### Data for this exercise
┌──
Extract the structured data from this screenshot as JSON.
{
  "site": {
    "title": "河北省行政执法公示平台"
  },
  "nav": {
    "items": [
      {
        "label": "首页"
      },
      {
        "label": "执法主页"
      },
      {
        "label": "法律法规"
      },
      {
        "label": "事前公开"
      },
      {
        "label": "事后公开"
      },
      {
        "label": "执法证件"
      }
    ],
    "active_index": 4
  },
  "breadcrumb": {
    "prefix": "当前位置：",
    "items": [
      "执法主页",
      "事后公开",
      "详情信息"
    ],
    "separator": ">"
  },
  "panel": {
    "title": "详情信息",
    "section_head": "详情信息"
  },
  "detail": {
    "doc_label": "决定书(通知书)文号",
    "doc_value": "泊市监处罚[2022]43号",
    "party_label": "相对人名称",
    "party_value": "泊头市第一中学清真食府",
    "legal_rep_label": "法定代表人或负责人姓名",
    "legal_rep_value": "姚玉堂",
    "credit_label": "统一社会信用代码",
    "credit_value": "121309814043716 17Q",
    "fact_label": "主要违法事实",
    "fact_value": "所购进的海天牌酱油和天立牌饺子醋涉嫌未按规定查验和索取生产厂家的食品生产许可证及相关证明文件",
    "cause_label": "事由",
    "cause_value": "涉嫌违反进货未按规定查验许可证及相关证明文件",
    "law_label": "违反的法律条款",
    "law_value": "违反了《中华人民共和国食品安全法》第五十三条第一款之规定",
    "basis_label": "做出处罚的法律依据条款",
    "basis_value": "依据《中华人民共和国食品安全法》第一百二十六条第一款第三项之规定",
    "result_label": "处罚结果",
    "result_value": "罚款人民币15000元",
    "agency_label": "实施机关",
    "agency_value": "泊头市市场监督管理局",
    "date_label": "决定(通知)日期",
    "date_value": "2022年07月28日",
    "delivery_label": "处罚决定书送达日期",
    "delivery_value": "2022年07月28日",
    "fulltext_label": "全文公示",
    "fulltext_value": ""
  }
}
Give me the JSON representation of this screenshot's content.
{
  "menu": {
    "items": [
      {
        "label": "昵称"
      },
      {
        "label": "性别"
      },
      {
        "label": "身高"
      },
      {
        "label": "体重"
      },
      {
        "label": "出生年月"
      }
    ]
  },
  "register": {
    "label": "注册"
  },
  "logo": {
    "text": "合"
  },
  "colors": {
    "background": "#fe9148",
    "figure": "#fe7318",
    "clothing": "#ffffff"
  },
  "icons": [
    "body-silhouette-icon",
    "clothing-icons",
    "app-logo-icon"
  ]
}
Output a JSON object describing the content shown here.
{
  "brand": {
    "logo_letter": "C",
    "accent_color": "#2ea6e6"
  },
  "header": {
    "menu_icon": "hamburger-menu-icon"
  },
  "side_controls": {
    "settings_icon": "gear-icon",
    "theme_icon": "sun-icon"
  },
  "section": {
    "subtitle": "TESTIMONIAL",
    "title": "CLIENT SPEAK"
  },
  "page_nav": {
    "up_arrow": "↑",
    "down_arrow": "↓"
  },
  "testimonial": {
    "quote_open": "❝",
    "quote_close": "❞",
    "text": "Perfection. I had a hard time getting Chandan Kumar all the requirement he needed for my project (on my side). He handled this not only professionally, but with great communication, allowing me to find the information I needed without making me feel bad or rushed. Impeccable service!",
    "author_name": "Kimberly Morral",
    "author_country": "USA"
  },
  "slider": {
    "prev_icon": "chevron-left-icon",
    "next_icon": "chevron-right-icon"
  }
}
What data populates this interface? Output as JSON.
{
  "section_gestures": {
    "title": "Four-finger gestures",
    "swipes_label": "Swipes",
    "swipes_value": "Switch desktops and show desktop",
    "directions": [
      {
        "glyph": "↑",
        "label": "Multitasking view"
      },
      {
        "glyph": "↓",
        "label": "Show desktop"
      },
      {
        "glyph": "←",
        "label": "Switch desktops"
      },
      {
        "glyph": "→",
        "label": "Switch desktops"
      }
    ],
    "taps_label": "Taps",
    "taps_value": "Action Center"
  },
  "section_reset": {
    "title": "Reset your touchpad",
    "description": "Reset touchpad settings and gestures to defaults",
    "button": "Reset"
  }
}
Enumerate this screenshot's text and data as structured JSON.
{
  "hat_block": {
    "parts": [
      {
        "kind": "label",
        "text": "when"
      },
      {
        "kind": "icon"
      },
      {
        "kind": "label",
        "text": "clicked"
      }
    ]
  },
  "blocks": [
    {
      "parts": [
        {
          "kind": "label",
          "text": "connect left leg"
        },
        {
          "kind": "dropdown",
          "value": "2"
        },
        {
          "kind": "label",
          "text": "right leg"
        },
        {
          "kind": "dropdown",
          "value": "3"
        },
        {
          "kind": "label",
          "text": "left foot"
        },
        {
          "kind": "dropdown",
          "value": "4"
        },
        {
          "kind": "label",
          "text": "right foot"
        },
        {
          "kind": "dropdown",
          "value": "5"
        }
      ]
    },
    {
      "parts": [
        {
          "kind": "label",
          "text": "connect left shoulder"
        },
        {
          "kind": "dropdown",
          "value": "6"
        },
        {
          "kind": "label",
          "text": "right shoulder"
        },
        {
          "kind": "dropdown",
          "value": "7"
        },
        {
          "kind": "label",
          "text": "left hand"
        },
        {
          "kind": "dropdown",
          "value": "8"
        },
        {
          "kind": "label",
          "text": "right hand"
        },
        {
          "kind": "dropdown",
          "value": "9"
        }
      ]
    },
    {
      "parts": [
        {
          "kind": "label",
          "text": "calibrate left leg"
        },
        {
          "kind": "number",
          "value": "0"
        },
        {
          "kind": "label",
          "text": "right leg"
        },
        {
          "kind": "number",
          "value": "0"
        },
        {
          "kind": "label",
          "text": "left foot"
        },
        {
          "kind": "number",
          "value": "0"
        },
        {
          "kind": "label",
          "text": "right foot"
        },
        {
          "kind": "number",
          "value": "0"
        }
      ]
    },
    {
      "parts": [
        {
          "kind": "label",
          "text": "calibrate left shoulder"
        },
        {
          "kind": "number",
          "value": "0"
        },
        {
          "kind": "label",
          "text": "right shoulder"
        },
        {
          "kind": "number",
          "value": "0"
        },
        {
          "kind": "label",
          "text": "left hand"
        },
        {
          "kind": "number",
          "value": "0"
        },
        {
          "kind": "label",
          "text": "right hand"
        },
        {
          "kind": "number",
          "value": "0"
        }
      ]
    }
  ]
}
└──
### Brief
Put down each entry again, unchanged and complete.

### Answer box
Extract the structured data from this screenshot as JSON.
{
  "site": {
    "title": "河北省行政执法公示平台"
  },
  "nav": {
    "items": [
      {
        "label": "首页"
      },
      {
        "label": "执法主页"
      },
      {
        "label": "法律法规"
      },
      {
        "label": "事前公开"
      },
      {
        "label": "事后公开"
      },
      {
        "label": "执法证件"
      }
    ],
    "active_index": 4
  },
  "breadcrumb": {
    "prefix": "当前位置：",
    "items": [
      "执法主页",
      "事后公开",
      "详情信息"
    ],
    "separator": ">"
  },
  "panel": {
    "title": "详情信息",
    "section_head": "详情信息"
  },
  "detail": {
    "doc_label": "决定书(通知书)文号",
    "doc_value": "泊市监处罚[2022]43号",
    "party_label": "相对人名称",
    "party_value": "泊头市第一中学清真食府",
    "legal_rep_label": "法定代表人或负责人姓名",
    "legal_rep_value": "姚玉堂",
    "credit_label": "统一社会信用代码",
    "credit_value": "121309814043716 17Q",
    "fact_label": "主要违法事实",
    "fact_value": "所购进的海天牌酱油和天立牌饺子醋涉嫌未按规定查验和索取生产厂家的食品生产许可证及相关证明文件",
    "cause_label": "事由",
    "cause_value": "涉嫌违反进货未按规定查验许可证及相关证明文件",
    "law_label": "违反的法律条款",
    "law_value": "违反了《中华人民共和国食品安全法》第五十三条第一款之规定",
    "basis_label": "做出处罚的法律依据条款",
    "basis_value": "依据《中华人民共和国食品安全法》第一百二十六条第一款第三项之规定",
    "result_label": "处罚结果",
    "result_value": "罚款人民币15000元",
    "agency_label": "实施机关",
    "agency_value": "泊头市市场监督管理局",
    "date_label": "决定(通知)日期",
    "date_value": "2022年07月28日",
    "delivery_label": "处罚决定书送达日期",
    "delivery_value": "2022年07月28日",
    "fulltext_label": "全文公示",
    "fulltext_value": ""
  }
}
Give me the JSON representation of this screenshot's content.
{
  "menu": {
    "items": [
      {
        "label": "昵称"
      },
      {
        "label": "性别"
      },
      {
        "label": "身高"
      },
      {
        "label": "体重"
      },
      {
        "label": "出生年月"
      }
    ]
  },
  "register": {
    "label": "注册"
  },
  "logo": {
    "text": "合"
  },
  "colors": {
    "background": "#fe9148",
    "figure": "#fe7318",
    "clothing": "#ffffff"
  },
  "icons": [
    "body-silhouette-icon",
    "clothing-icons",
    "app-logo-icon"
  ]
}
Output a JSON object describing the content shown here.
{
  "brand": {
    "logo_letter": "C",
    "accent_color": "#2ea6e6"
  },
  "header": {
    "menu_icon": "hamburger-menu-icon"
  },
  "side_controls": {
    "settings_icon": "gear-icon",
    "theme_icon": "sun-icon"
  },
  "section": {
    "subtitle": "TESTIMONIAL",
    "title": "CLIENT SPEAK"
  },
  "page_nav": {
    "up_arrow": "↑",
    "down_arrow": "↓"
  },
  "testimonial": {
    "quote_open": "❝",
    "quote_close": "❞",
    "text": "Perfection. I had a hard time getting Chandan Kumar all the requirement he needed for my project (on my side). He handled this not only professionally, but with great communication, allowing me to find the information I needed without making me feel bad or rushed. Impeccable service!",
    "author_name": "Kimberly Morral",
    "author_country": "USA"
  },
  "slider": {
    "prev_icon": "chevron-left-icon",
    "next_icon": "chevron-right-icon"
  }
}
What data populates this interface? Output as JSON.
{
  "section_gestures": {
    "title": "Four-finger gestures",
    "swipes_label": "Swipes",
    "swipes_value": "Switch desktops and show desktop",
    "directions": [
      {
        "glyph": "↑",
        "label": "Multitasking view"
      },
      {
        "glyph": "↓",
        "label": "Show desktop"
      },
      {
        "glyph": "←",
        "label": "Switch desktops"
      },
      {
        "glyph": "→",
        "label": "Switch desktops"
      }
    ],
    "taps_label": "Taps",
    "taps_value": "Action Center"
  },
  "section_reset": {
    "title": "Reset your touchpad",
    "description": "Reset touchpad settings and gestures to defaults",
    "button": "Reset"
  }
}
Enumerate this screenshot's text and data as structured JSON.
{
  "hat_block": {
    "parts": [
      {
        "kind": "label",
        "text": "when"
      },
      {
        "kind": "icon"
      },
      {
        "kind": "label",
        "text": "clicked"
      }
    ]
  },
  "blocks": [
    {
      "parts": [
        {
          "kind": "label",
          "text": "connect left leg"
        },
        {
          "kind": "dropdown",
          "value": "2"
        },
        {
          "kind": "label",
          "text": "right leg"
        },
        {
          "kind": "dropdown",
          "value": "3"
        },
        {
          "kind": "label",
          "text": "left foot"
        },
        {
          "kind": "dropdown",
          "value": "4"
        },
        {
          "kind": "label",
          "text": "right foot"
        },
        {
          "kind": "dropdown",
          "value": "5"
        }
      ]
    },
    {
      "parts": [
        {
          "kind": "label",
          "text": "connect left shoulder"
        },
        {
          "kind": "dropdown",
          "value": "6"
        },
        {
          "kind": "label",
          "text": "right shoulder"
        },
        {
          "kind": "dropdown",
          "value": "7"
        },
        {
          "kind": "label",
          "text": "left hand"
        },
        {
          "kind": "dropdown",
          "value": "8"
        },
        {
          "kind": "label",
          "text": "right hand"
        },
        {
          "kind": "dropdown",
          "value": "9"
        }
      ]
    },
    {
      "parts": [
        {
          "kind": "label",
          "text": "calibrate left leg"
        },
        {
          "kind": "number",
          "value": "0"
        },
        {
          "kind": "label",
          "text": "right leg"
        },
        {
          "kind": "number",
          "value": "0"
        },
        {
          "kind": "label",
          "text": "left foot"
        },
        {
          "kind": "number",
          "value": "0"
        },
        {
          "kind": "label",
          "text": "right foot"
        },
        {
          "kind": "number",
          "value": "0"
        }
      ]
    },
    {
      "parts": [
        {
          "kind": "label",
          "text": "calibrate left shoulder"
        },
        {
          "kind": "number",
          "value": "0"
        },
        {
          "kind": "label",
          "text": "right shoulder"
        },
        {
          "kind": "number",
          "value": "0"
        },
        {
          "kind": "label",
          "text": "left hand"
        },
        {
          "kind": "number",
          "value": "0"
        },
        {
          "kind": "label",
          "text": "right hand"
        },
        {
          "kind": "number",
          "value": "0"
        }
      ]
    }
  ]
}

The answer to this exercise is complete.